Would you give the records below again, exactly and completely?

[Data records]

════════════════════

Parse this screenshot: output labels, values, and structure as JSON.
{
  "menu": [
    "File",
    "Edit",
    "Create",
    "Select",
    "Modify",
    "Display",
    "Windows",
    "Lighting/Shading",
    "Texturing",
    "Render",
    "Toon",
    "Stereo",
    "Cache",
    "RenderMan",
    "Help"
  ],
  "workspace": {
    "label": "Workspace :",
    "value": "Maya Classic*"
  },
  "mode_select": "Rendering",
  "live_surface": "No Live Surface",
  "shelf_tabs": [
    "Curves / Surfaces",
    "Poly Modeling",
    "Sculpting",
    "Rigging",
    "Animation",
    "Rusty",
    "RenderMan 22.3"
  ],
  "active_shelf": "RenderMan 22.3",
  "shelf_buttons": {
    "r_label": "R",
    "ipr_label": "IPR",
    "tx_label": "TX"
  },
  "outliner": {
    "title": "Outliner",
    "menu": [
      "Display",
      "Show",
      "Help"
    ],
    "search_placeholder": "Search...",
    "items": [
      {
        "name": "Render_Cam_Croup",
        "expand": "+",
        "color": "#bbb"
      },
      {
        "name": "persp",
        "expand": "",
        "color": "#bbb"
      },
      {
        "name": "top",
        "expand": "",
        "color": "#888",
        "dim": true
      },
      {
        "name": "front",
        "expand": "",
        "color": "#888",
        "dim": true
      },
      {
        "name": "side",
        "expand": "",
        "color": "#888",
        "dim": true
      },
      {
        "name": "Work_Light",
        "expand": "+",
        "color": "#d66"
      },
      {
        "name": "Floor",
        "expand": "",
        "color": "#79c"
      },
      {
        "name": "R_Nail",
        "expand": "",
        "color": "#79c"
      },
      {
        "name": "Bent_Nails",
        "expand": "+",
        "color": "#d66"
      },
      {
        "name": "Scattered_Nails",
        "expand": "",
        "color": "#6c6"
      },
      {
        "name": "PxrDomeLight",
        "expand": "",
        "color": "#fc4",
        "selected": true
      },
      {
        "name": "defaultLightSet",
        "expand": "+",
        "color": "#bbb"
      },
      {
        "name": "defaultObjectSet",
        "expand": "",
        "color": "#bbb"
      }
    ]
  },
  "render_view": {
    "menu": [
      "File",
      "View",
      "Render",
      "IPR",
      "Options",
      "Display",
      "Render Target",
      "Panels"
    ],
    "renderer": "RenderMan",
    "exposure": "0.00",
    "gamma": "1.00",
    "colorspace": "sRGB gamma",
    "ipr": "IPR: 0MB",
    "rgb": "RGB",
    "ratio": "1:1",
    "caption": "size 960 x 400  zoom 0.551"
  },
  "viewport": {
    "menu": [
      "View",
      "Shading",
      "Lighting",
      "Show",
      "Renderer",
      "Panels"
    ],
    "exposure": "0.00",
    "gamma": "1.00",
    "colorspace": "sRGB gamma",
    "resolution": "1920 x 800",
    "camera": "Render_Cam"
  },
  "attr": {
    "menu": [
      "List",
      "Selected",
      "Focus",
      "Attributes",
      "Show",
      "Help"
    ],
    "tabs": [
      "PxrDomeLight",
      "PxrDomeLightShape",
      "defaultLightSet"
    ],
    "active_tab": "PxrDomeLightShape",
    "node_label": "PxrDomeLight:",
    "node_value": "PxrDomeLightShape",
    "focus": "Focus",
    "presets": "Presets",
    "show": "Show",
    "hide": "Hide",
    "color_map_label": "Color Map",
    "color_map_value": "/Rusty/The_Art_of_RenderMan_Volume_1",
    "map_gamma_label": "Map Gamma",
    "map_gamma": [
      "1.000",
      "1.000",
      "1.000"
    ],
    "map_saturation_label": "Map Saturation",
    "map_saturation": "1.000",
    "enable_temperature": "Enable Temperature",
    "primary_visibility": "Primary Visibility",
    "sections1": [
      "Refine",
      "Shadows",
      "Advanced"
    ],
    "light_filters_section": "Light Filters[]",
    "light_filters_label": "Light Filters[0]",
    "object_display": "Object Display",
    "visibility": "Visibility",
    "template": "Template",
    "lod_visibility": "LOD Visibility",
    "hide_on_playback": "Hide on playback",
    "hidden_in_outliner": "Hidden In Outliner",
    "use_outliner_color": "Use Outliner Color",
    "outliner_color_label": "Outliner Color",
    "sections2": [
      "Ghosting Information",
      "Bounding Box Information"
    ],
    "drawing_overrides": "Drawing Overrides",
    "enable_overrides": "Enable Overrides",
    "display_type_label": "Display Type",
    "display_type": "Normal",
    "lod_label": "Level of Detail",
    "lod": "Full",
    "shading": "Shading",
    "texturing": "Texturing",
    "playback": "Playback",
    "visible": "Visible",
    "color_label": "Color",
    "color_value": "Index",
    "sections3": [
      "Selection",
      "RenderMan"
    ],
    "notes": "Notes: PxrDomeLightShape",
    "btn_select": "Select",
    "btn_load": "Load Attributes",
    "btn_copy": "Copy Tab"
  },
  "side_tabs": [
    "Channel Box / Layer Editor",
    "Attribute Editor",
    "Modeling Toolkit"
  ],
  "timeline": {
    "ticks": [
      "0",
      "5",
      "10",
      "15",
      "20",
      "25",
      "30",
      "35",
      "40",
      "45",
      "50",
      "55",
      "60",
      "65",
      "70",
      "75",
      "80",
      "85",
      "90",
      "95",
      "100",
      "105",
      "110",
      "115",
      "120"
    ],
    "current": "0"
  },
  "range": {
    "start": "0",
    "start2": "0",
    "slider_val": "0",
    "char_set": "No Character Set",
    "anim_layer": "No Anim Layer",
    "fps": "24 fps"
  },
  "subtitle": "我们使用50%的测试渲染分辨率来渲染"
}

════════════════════

* Problem solution:
Parse this screenshot: output labels, values, and structure as JSON.
{
  "menu": [
    "File",
    "Edit",
    "Create",
    "Select",
    "Modify",
    "Display",
    "Windows",
    "Lighting/Shading",
    "Texturing",
    "Render",
    "Toon",
    "Stereo",
    "Cache",
    "RenderMan",
    "Help"
  ],
  "workspace": {
    "label": "Workspace :",
    "value": "Maya Classic*"
  },
  "mode_select": "Rendering",
  "live_surface": "No Live Surface",
  "shelf_tabs": [
    "Curves / Surfaces",
    "Poly Modeling",
    "Sculpting",
    "Rigging",
    "Animation",
    "Rusty",
    "RenderMan 22.3"
  ],
  "active_shelf": "RenderMan 22.3",
  "shelf_buttons": {
    "r_label": "R",
    "ipr_label": "IPR",
    "tx_label": "TX"
  },
  "outliner": {
    "title": "Outliner",
    "menu": [
      "Display",
      "Show",
      "Help"
    ],
    "search_placeholder": "Search...",
    "items": [
      {
        "name": "Render_Cam_Croup",
        "expand": "+",
        "color": "#bbb"
      },
      {
        "name": "persp",
        "expand": "",
        "color": "#bbb"
      },
      {
        "name": "top",
        "expand": "",
        "color": "#888",
        "dim": true
      },
      {
        "name": "front",
        "expand": "",
        "color": "#888",
        "dim": true
      },
      {
        "name": "side",
        "expand": "",
        "color": "#888",
        "dim": true
      },
      {
        "name": "Work_Light",
        "expand": "+",
        "color": "#d66"
      },
      {
        "name": "Floor",
        "expand": "",
        "color": "#79c"
      },
      {
        "name": "R_Nail",
        "expand": "",
        "color": "#79c"
      },
      {
        "name": "Bent_Nails",
        "expand": "+",
        "color": "#d66"
      },
      {
        "name": "Scattered_Nails",
        "expand": "",
        "color": "#6c6"
      },
      {
        "name": "PxrDomeLight",
        "expand": "",
        "color": "#fc4",
        "selected": true
      },
      {
        "name": "defaultLightSet",
        "expand": "+",
        "color": "#bbb"
      },
      {
        "name": "defaultObjectSet",
        "expand": "",
        "color": "#bbb"
      }
    ]
  },
  "render_view": {
    "menu": [
      "File",
      "View",
      "Render",
      "IPR",
      "Options",
      "Display",
      "Render Target",
      "Panels"
    ],
    "renderer": "RenderMan",
    "exposure": "0.00",
    "gamma": "1.00",
    "colorspace": "sRGB gamma",
    "ipr": "IPR: 0MB",
    "rgb": "RGB",
    "ratio": "1:1",
    "caption": "size 960 x 400  zoom 0.551"
  },
  "viewport": {
    "menu": [
      "View",
      "Shading",
      "Lighting",
      "Show",
      "Renderer",
      "Panels"
    ],
    "exposure": "0.00",
    "gamma": "1.00",
    "colorspace": "sRGB gamma",
    "resolution": "1920 x 800",
    "camera": "Render_Cam"
  },
  "attr": {
    "menu": [
      "List",
      "Selected",
      "Focus",
      "Attributes",
      "Show",
      "Help"
    ],
    "tabs": [
      "PxrDomeLight",
      "PxrDomeLightShape",
      "defaultLightSet"
    ],
    "active_tab": "PxrDomeLightShape",
    "node_label": "PxrDomeLight:",
    "node_value": "PxrDomeLightShape",
    "focus": "Focus",
    "presets": "Presets",
    "show": "Show",
    "hide": "Hide",
    "color_map_label": "Color Map",
    "color_map_value": "/Rusty/The_Art_of_RenderMan_Volume_1",
    "map_gamma_label": "Map Gamma",
    "map_gamma": [
      "1.000",
      "1.000",
      "1.000"
    ],
    "map_saturation_label": "Map Saturation",
    "map_saturation": "1.000",
    "enable_temperature": "Enable Temperature",
    "primary_visibility": "Primary Visibility",
    "sections1": [
      "Refine",
      "Shadows",
      "Advanced"
    ],
    "light_filters_section": "Light Filters[]",
    "light_filters_label": "Light Filters[0]",
    "object_display": "Object Display",
    "visibility": "Visibility",
    "template": "Template",
    "lod_visibility": "LOD Visibility",
    "hide_on_playback": "Hide on playback",
    "hidden_in_outliner": "Hidden In Outliner",
    "use_outliner_color": "Use Outliner Color",
    "outliner_color_label": "Outliner Color",
    "sections2": [
      "Ghosting Information",
      "Bounding Box Information"
    ],
    "drawing_overrides": "Drawing Overrides",
    "enable_overrides": "Enable Overrides",
    "display_type_label": "Display Type",
    "display_type": "Normal",
    "lod_label": "Level of Detail",
    "lod": "Full",
    "shading": "Shading",
    "texturing": "Texturing",
    "playback": "Playback",
    "visible": "Visible",
    "color_label": "Color",
    "color_value": "Index",
    "sections3": [
      "Selection",
      "RenderMan"
    ],
    "notes": "Notes: PxrDomeLightShape",
    "btn_select": "Select",
    "btn_load": "Load Attributes",
    "btn_copy": "Copy Tab"
  },
  "side_tabs": [
    "Channel Box / Layer Editor",
    "Attribute Editor",
    "Modeling Toolkit"
  ],
  "timeline": {
    "ticks": [
      "0",
      "5",
      "10",
      "15",
      "20",
      "25",
      "30",
      "35",
      "40",
      "45",
      "50",
      "55",
      "60",
      "65",
      "70",
      "75",
      "80",
      "85",
      "90",
      "95",
      "100",
      "105",
      "110",
      "115",
      "120"
    ],
    "current": "0"
  },
  "range": {
    "start": "0",
    "start2": "0",
    "slider_val": "0",
    "char_set": "No Character Set",
    "anim_layer": "No Anim Layer",
    "fps": "24 fps"
  },
  "subtitle": "我们使用50%的测试渲染分辨率来渲染"
}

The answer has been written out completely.